== Segment start ==

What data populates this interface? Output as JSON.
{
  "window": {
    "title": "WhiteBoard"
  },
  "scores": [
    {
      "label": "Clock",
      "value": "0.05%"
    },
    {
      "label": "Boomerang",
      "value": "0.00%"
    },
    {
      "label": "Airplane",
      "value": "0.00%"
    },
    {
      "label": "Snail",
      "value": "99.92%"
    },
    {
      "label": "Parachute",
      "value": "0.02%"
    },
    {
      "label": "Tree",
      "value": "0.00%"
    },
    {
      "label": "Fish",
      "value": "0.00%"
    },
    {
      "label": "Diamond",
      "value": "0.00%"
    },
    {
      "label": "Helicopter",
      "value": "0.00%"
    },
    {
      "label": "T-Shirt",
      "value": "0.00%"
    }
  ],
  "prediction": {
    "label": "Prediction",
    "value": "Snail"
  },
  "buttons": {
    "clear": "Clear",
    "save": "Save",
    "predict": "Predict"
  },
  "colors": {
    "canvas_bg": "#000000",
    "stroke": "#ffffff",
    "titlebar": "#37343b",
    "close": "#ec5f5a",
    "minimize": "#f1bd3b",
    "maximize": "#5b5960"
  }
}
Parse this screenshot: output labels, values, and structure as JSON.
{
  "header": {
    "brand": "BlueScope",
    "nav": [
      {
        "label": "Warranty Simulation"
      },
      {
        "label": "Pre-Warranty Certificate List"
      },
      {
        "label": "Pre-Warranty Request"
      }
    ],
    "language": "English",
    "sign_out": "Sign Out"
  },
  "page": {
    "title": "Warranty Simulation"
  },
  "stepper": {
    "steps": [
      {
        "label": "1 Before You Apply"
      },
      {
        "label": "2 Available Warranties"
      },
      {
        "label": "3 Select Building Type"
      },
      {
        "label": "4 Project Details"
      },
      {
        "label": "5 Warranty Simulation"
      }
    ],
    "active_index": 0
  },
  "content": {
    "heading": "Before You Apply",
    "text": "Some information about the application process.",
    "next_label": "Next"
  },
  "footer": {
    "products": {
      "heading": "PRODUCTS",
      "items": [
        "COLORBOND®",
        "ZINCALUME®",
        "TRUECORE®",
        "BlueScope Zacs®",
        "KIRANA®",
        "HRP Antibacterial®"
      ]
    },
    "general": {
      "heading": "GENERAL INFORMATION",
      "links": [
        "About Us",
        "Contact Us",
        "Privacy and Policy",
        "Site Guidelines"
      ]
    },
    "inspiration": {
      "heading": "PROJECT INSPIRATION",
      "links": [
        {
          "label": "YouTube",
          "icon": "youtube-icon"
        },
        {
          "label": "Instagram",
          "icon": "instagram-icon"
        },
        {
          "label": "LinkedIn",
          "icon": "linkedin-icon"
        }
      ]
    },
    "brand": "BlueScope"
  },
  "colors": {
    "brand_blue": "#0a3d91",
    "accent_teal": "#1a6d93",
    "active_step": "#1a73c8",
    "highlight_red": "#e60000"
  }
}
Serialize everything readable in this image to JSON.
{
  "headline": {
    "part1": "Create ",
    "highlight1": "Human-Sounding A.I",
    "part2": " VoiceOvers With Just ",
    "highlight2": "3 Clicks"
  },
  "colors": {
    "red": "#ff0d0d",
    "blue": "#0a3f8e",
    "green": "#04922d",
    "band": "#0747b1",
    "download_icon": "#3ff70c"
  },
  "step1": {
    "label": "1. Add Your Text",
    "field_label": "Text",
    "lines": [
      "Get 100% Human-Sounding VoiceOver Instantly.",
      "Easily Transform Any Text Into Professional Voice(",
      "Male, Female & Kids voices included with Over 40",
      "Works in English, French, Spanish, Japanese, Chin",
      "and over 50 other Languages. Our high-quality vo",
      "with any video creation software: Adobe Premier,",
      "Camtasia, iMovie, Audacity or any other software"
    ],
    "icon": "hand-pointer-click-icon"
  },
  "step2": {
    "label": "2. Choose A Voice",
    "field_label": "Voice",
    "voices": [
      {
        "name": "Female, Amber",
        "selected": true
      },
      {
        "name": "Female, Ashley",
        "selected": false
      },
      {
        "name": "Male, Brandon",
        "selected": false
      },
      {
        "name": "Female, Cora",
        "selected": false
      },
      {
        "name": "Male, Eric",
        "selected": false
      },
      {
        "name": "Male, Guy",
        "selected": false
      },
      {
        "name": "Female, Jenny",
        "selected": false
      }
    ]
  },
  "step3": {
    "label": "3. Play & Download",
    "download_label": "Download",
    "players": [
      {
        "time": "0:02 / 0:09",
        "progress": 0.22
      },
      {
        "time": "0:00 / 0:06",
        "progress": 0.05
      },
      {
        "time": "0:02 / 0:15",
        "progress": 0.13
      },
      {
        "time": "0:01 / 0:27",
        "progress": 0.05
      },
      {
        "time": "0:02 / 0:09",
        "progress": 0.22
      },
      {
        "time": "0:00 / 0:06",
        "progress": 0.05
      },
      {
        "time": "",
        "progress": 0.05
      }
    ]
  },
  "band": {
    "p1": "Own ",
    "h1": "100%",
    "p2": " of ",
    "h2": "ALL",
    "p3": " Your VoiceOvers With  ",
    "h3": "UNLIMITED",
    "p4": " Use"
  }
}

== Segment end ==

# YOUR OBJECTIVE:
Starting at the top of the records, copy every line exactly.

# TASK RESULT:
What data populates this interface? Output as JSON.
{
  "window": {
    "title": "WhiteBoard"
  },
  "scores": [
    {
      "label": "Clock",
      "value": "0.05%"
    },
    {
      "label": "Boomerang",
      "value": "0.00%"
    },
    {
      "label": "Airplane",
      "value": "0.00%"
    },
    {
      "label": "Snail",
      "value": "99.92%"
    },
    {
      "label": "Parachute",
      "value": "0.02%"
    },
    {
      "label": "Tree",
      "value": "0.00%"
    },
    {
      "label": "Fish",
      "value": "0.00%"
    },
    {
      "label": "Diamond",
      "value": "0.00%"
    },
    {
      "label": "Helicopter",
      "value": "0.00%"
    },
    {
      "label": "T-Shirt",
      "value": "0.00%"
    }
  ],
  "prediction": {
    "label": "Prediction",
    "value": "Snail"
  },
  "buttons": {
    "clear": "Clear",
    "save": "Save",
    "predict": "Predict"
  },
  "colors": {
    "canvas_bg": "#000000",
    "stroke": "#ffffff",
    "titlebar": "#37343b",
    "close": "#ec5f5a",
    "minimize": "#f1bd3b",
    "maximize": "#5b5960"
  }
}
Parse this screenshot: output labels, values, and structure as JSON.
{
  "header": {
    "brand": "BlueScope",
    "nav": [
      {
        "label": "Warranty Simulation"
      },
      {
        "label": "Pre-Warranty Certificate List"
      },
      {
        "label": "Pre-Warranty Request"
      }
    ],
    "language": "English",
    "sign_out": "Sign Out"
  },
  "page": {
    "title": "Warranty Simulation"
  },
  "stepper": {
    "steps": [
      {
        "label": "1 Before You Apply"
      },
      {
        "label": "2 Available Warranties"
      },
      {
        "label": "3 Select Building Type"
      },
      {
        "label": "4 Project Details"
      },
      {
        "label": "5 Warranty Simulation"
      }
    ],
    "active_index": 0
  },
  "content": {
    "heading": "Before You Apply",
    "text": "Some information about the application process.",
    "next_label": "Next"
  },
  "footer": {
    "products": {
      "heading": "PRODUCTS",
      "items": [
        "COLORBOND®",
        "ZINCALUME®",
        "TRUECORE®",
        "BlueScope Zacs®",
        "KIRANA®",
        "HRP Antibacterial®"
      ]
    },
    "general": {
      "heading": "GENERAL INFORMATION",
      "links": [
        "About Us",
        "Contact Us",
        "Privacy and Policy",
        "Site Guidelines"
      ]
    },
    "inspiration": {
      "heading": "PROJECT INSPIRATION",
      "links": [
        {
          "label": "YouTube",
          "icon": "youtube-icon"
        },
        {
          "label": "Instagram",
          "icon": "instagram-icon"
        },
        {
          "label": "LinkedIn",
          "icon": "linkedin-icon"
        }
      ]
    },
    "brand": "BlueScope"
  },
  "colors": {
    "brand_blue": "#0a3d91",
    "accent_teal": "#1a6d93",
    "active_step": "#1a73c8",
    "highlight_red": "#e60000"
  }
}
Serialize everything readable in this image to JSON.
{
  "headline": {
    "part1": "Create ",
    "highlight1": "Human-Sounding A.I",
    "part2": " VoiceOvers With Just ",
    "highlight2": "3 Clicks"
  },
  "colors": {
    "red": "#ff0d0d",
    "blue": "#0a3f8e",
    "green": "#04922d",
    "band": "#0747b1",
    "download_icon": "#3ff70c"
  },
  "step1": {
    "label": "1. Add Your Text",
    "field_label": "Text",
    "lines": [
      "Get 100% Human-Sounding VoiceOver Instantly.",
      "Easily Transform Any Text Into Professional Voice(",
      "Male, Female & Kids voices included with Over 40",
      "Works in English, French, Spanish, Japanese, Chin",
      "and over 50 other Languages. Our high-quality vo",
      "with any video creation software: Adobe Premier,",
      "Camtasia, iMovie, Audacity or any other software"
    ],
    "icon": "hand-pointer-click-icon"
  },
  "step2": {
    "label": "2. Choose A Voice",
    "field_label": "Voice",
    "voices": [
      {
        "name": "Female, Amber",
        "selected": true
      },
      {
        "name": "Female, Ashley",
        "selected": false
      },
      {
        "name": "Male, Brandon",
        "selected": false
      },
      {
        "name": "Female, Cora",
        "selected": false
      },
      {
        "name": "Male, Eric",
        "selected": false
      },
      {
        "name": "Male, Guy",
        "selected": false
      },
      {
        "name": "Female, Jenny",
        "selected": false
      }
    ]
  },
  "step3": {
    "label": "3. Play & Download",
    "download_label": "Download",
    "players": [
      {
        "time": "0:02 / 0:09",
        "progress": 0.22
      },
      {
        "time": "0:00 / 0:06",
        "progress": 0.05
      },
      {
        "time": "0:02 / 0:15",
        "progress": 0.13
      },
      {
        "time": "0:01 / 0:27",
        "progress": 0.05
      },
      {
        "time": "0:02 / 0:09",
        "progress": 0.22
      },
      {
        "time": "0:00 / 0:06",
        "progress": 0.05
      },
      {
        "time": "",
        "progress": 0.05
      }
    ]
  },
  "band": {
    "p1": "Own ",
    "h1": "100%",
    "p2": " of ",
    "h2": "ALL",
    "p3": " Your VoiceOvers With  ",
    "h3": "UNLIMITED",
    "p4": " Use"
  }
}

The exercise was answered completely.